The only remotely scandalous thing in Coutts’s story is the tale of a single researcher, Johnette McConnell Early, who helped to organize a letter signed by the representatives of 19 different homeless shelters, complaining about how “for-profit trade schools and career colleges are systematically preying upon our clients.” Early’s mistake was that she didn’t tell the signatories that she was employed by an investment firm. She could and should have done so, because now some of the signatories feel that they were duped:
“Had I known, I probably wouldn’t have signed on,” Panico said. “I probably would have contacted one of the other people and said, ‘Hey, now that we have all this information, let’s do this ourselves.’ I think it’s sleazy to basically use me and use other executive directors that have a real issue to make a profit for some companies.”
The irony here, of course, is that the letter would have had even more force if Panico and the other signatories had simply taken the information from Early and put together the letter themselves: that way no one could discount the real moral force behind the letter on the grounds that there was any kind of hidden agenda.

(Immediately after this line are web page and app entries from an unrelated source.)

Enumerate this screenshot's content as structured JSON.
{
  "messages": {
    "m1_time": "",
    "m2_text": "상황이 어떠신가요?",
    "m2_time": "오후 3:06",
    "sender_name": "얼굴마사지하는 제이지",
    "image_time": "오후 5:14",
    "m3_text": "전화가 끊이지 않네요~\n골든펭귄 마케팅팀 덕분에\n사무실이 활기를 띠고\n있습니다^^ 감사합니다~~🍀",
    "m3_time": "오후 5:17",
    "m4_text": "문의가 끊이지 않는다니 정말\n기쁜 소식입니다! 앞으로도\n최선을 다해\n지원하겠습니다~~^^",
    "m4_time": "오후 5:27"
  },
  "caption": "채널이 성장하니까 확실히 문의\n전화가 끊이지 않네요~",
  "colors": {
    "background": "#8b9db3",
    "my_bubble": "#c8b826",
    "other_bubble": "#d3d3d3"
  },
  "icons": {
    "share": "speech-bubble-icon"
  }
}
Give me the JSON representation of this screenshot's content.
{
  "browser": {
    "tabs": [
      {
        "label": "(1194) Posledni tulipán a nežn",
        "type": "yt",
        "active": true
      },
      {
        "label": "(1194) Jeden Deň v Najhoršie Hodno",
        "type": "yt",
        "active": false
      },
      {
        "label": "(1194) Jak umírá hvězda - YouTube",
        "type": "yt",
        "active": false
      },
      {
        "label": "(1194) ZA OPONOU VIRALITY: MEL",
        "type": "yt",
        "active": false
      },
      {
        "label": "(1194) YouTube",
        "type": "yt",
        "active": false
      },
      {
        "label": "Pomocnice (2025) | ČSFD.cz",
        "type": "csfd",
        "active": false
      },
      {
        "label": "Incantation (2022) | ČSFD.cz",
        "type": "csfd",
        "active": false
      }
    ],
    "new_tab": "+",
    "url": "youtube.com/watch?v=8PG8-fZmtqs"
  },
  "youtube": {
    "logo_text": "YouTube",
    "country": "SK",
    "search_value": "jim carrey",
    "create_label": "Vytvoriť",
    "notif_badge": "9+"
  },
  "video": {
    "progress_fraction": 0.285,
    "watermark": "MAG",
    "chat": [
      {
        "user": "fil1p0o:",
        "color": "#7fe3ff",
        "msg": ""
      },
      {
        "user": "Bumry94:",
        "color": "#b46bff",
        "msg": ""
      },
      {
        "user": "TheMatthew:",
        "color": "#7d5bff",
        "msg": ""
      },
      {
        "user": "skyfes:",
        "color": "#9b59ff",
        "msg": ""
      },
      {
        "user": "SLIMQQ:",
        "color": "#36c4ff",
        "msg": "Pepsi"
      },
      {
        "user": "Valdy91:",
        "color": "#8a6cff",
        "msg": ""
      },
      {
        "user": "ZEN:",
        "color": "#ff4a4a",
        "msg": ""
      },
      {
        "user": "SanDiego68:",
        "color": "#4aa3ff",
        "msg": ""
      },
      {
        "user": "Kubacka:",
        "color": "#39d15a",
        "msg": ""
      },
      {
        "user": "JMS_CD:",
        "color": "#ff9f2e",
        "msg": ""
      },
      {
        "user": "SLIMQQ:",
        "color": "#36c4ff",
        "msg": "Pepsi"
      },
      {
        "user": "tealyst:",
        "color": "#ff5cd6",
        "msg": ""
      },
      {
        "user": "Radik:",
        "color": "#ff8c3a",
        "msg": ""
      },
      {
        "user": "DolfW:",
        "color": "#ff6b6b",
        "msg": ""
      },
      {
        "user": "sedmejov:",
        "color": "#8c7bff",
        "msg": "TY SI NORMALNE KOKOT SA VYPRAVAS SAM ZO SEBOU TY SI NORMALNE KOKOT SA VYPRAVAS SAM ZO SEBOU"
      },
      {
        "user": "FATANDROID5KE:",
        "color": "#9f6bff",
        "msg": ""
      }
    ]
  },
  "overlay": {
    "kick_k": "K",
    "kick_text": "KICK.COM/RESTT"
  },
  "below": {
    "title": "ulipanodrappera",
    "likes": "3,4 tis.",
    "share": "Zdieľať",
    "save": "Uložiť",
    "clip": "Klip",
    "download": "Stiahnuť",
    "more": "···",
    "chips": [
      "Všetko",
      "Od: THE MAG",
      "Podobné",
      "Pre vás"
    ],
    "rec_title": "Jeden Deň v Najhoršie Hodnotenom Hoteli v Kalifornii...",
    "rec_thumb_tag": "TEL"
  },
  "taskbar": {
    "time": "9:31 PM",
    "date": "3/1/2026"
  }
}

But instead, Coutts is now writing a silly exposé of a non-issue, quoting the paid representative of the for-profit schools uncritically, and training her sights instead on exactly the people who are willing to invest a lot of time, effort, and money into uncovering the gruesome truth.
Coutts doesn’t know who paid Early: it may or may not have been Eisman. I hope it wasn’t: it would be an ethical blunder on Eisman’s part to be anything but fully transparent about his efforts to get the government to crack down on this sordid industry. On the other hand, she’s not being entirely transparent herself about where she got the information that Early was working for a hedge fund; in fact, she never says in the article who fed her that particular nugget. If I had to guess, I’d say that it was Harris Miller, and I’d also be very interested in finding out what his connections might be with Matzzie and Sloan.
As for the headline on Coutts’s piece, it’s clearly Coutts herself, rather than “investment funds,” who’s stirring controversy here. (Incidentally, it’s pretty hard to justify the plural in the headline: even if
Coutts Early was hired by an investment fund, it’s pretty safe to assume that there was only one fund involved.) Unless and until Coutts started phoning up the signatories to the letter and asking them how they felt about being duped by Evil Hedge Fund Short Sellers, there was no controversy here at all: in fact, it looks to me that the entire controversy, insofar as it exists, has been manufactured by Coutts and the anti-Eisman brigade. Certainly there’s no indication, anywhere in Coutts’s story, that the likes of Miller and Sloan look pretty desperate if the biggest gun they have to train on Eisman’s arguments is that a single researcher, who might not have anything to do with Eisman at all, made a stupid mistake regarding her personal disclosure. Especially since full disclosure would have made no real difference to anything.
The lesson here, I think, is that short sellers have to be very, very careful to be whiter than white in anything they do or say: the companies they’re campaigning against will happily just start shouting “short sellers!” in an attempt to drown out rational argument — and those shouts, sadly, can be very effective. Happily, Tom Harkin, at least, seems to be quite good at ignoring them.
Update: ProPublica’s Dick Tofel leaves a comment, saying that “ProPublica found out who wrote the letter by asking some of the people who signed it”. Which makes the whole thing seem even less scandalous.